The United States and Turkey announced that they were resuming “limited” visa processing applications for citizens of both countries after a diplomatic crisis erupted last month over Ankara’s detention of a US consulate employee.
Washington’s move came after it received reassurances from Ankara that no local staff would be detained or arrested for "performing their duties," the US Embassy said Monday.
"Based on these preliminary assurances, we believe the security posture has improved sufficiently to allow for the resumption of limited visa services in Turkey," the embassy said in a statement.
A US embassy statement said it had received "high-level assurances" from Turkey that no additional local employees were under investigation.
The Turkish government also gave assurances that local staff members would not be detained or arrested "for performing their official duties" and that Washington would be given information in advance if Turkish officials intend to arrest local staff in the future.

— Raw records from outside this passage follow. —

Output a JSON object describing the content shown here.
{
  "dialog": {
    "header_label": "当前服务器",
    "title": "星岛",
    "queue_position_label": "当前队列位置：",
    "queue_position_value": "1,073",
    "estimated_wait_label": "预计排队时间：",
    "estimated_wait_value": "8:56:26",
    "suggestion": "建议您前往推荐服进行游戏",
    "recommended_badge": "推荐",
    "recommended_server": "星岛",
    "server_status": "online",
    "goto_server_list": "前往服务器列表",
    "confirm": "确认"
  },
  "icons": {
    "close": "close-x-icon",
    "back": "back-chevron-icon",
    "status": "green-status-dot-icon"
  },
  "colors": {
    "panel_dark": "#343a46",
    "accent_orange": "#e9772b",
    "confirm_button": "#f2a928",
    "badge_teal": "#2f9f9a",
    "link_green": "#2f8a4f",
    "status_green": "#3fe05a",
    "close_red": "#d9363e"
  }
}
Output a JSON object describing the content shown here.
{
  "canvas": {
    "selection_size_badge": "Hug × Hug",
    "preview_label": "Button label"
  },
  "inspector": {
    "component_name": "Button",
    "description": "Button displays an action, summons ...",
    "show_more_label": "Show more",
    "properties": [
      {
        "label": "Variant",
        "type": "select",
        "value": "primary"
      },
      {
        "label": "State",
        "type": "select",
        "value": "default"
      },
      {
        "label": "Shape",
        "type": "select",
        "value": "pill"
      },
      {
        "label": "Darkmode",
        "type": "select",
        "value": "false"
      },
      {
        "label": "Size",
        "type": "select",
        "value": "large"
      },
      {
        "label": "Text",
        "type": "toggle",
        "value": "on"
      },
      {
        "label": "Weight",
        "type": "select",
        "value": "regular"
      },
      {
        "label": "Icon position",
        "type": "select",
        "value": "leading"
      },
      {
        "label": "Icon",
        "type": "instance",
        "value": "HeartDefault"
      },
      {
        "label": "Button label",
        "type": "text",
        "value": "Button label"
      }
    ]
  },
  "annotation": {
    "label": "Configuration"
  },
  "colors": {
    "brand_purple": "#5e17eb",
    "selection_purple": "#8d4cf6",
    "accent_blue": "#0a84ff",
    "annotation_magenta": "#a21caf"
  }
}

The Turkish Embassy in Washington posted a brief statement on Twitter, announcing that it was also resuming "limited" visa services.
Last month, the United States halted most visa services for Turkish citizens after Turkish authorities arrested Metin Topuz, a Turkish employee at the US consulate in Istanbul, deepening already strained ties between Ankara and Washington. Turkey retaliated by halting visa services in the US for Americans who want to travel to Turkey.
The Turkish Embassy issued a second statement saying that no assurances were given to US officials over any ongoing legal case. The statement also insisted that Topuz was not arrested "not for performing his official duties but because of serious accusations" against him.
The announcements came a day before Turkish Prime Minister Binali Yildirim is due to travel to the United States to meet Vice President Mike Pence for talks aimed at mending frayed ties between the two NATO allies, including over Turkish demands for the extradition US-based cleric Fethullah Gulen, who is blamed for last year's failed coup, and Washington's backing of Syrian Kurds, whom Turkey considers to be terrorists.
Yildirim on Tuesday described the United States’ move to partially resume issuing visas in Turkey as a positive step, but said Washington should extradite Gulen.
“The limited reissuing of visas between the United States and Turkey... prior to our visit can be seen as a positive development,” he added.
Topuz was detained on charges of espionage and alleged ties to Gulen. He was the second local staff member at a US mission in Turkey to be held. The US Embassy denies the accusations against them.
The Turkish Embassy statement said Ankara also has grievances concerning legal cases against Turkish citizens in the US It didn't elaborate.
Gulen denies involvement in the attempted coup.
Yildirim said Gulen’s extradition would be discussed during his US visit, as well as the fate of some Turkish citizens arrested in the United States - a reference to the wealthy gold trader who was arrested over Iran sanctions evasion last year and an executive at a state-owned bank arrested this year.
“We have strong evidence that Gulen was behind the July 15 coup attempt and we want his extradition. We want the concerns we have regarding the cases of our citizens arrested in the United States to be eased,” Yildirim said.
“They also have similar requests, and diplomatic channels are being used for discussions, we are both seeking a way out.”